A unanimous Delaware Supreme Court yesterday reaffirmed the ability of Delaware companies to organize corporate litigation in the Delaware courts. United Technologies Corp. v. Treppel, No. 127, 2014 (Del. Dec. 23, 2014) (en banc).
The case involved an action to produce corporate books and records under Section 220 of the Delaware General Corporation Law, an increasingly frequent preliminary battleground in derivative litigation. Following a familiar pattern, stockholder plaintiffs demanded access to certain books and records of United Technologies Corporation, allegedly to assist in their consideration of potential derivative litigation. UTC asked that all demanding stockholders agree to restrict use of the materials obtained in the inspection to cases filed only in Delaware, pointing out that litigation had already been filed relating to the same matters in the Delaware courts and that any derivative lawsuit would be governed by Delaware law. Then, further evincing its concern to organize corporate governance litigation in the courts of Delaware, UTC’s board adopted a forum selection bylaw during the pendency of the Section 220 lawsuit.
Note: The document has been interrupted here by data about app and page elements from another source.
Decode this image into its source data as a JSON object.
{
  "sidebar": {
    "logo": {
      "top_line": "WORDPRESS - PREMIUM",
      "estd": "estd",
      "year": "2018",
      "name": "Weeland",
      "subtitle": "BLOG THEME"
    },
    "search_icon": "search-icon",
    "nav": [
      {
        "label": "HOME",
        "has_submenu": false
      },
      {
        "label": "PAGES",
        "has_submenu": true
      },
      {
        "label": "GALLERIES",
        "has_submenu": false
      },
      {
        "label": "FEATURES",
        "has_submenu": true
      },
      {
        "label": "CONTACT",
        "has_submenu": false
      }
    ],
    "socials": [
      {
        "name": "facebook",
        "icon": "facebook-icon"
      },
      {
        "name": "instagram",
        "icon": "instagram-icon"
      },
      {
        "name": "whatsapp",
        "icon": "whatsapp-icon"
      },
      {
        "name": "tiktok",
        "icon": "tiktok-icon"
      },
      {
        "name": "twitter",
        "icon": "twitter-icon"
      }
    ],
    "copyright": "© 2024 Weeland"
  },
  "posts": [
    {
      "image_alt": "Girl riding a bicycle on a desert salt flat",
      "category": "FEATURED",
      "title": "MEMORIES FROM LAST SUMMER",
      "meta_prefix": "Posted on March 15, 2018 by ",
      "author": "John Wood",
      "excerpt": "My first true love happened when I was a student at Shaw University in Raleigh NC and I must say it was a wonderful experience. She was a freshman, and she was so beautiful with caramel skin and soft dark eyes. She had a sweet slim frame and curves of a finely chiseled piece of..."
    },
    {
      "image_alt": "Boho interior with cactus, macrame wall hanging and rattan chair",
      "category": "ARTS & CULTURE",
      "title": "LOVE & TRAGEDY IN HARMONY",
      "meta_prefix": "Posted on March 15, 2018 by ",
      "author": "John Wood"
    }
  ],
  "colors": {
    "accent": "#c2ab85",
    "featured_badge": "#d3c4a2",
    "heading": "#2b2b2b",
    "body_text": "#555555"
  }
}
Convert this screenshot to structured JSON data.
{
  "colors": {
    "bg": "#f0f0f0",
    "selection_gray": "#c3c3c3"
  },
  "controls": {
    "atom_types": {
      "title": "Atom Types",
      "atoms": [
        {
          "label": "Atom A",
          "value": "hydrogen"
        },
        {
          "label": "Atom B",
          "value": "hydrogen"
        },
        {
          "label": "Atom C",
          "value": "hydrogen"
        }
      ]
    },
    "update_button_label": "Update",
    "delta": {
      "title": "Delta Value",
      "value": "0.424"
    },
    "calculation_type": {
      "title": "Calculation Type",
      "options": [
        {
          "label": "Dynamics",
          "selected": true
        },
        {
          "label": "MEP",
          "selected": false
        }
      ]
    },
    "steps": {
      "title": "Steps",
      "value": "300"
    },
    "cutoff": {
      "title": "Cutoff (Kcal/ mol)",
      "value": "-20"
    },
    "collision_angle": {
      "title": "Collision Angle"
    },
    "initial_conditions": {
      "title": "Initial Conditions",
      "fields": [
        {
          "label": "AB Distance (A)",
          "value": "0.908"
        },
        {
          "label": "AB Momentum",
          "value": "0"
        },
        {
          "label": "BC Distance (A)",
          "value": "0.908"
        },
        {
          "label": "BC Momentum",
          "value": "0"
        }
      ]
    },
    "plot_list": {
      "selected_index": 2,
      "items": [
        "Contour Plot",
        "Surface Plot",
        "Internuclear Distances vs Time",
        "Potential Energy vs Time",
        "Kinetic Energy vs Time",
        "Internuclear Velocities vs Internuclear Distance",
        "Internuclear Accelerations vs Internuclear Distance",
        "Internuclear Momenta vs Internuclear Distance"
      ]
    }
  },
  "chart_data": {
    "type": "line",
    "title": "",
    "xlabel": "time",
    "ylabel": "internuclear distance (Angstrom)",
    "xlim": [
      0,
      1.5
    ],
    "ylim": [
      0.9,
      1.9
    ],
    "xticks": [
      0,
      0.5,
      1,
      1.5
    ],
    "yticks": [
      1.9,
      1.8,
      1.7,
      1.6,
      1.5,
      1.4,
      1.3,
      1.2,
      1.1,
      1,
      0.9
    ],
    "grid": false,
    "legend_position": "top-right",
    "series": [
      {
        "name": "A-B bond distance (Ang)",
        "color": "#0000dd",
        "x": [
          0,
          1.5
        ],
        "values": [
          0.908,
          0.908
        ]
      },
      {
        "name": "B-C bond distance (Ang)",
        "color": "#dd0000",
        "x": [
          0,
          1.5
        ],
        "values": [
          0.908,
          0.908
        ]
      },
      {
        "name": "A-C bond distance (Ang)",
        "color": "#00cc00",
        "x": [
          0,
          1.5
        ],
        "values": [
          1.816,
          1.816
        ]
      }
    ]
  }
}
The volume of Court of Chancery decisions has been proceeding apace. We have culled out two that we believe are worthy of your attention:
Cigna Health & Life Ins. Co. v. Audax Health Solutions, 2014 WL 6784491 (Del. Ch.).
This is a “must read” for all M&A and Private Equity practitioners and professionals, given the use of certain of the deal devices found to be invalid in the specific circumstances of this case.
Cigna, a large stockholder of Audax, the acquired company, sued to invalidate certain conditions of an arm’s length negotiated cash-out merger of Audax into United. Essentially, the defendant merging corporations conditioned receipt of the merger consideration not only upon surrender of the (to-be-cancelled) shares, but also upon the execution of a Letter of Transmittal, wherein each surrendering stockholder agreed to the “Obligations” set forth therein. Cigna refused to execute a Letter of Transmittal, and in response the defendants refused to pay Cigna the merger consideration. Cigna sued in the Court of Chancery for a judgment declaring the Obligations invalid and mandating payment of the merger consideration to Cigna. The Court of Chancery (V.C. Parsons) held the obligations invalid under 8 Del. C. §251 and (relatedly) for lack of consideration.
In In re Zhongpin Inc. S’holders Litig., the Delaware Court of Chancery denied motions to dismiss breach of fiduciary duty claims against an alleged controlling stockholder and members of the company’s board of directors, holding that the plaintiffs had raised reasonable inferences that (i) although the stockholder held only 17.3% of the company’s outstanding common stock, as CEO and Chairman of the Board, he possessed “both latent and active control” over the company, and (ii) the sales process was not entirely fair.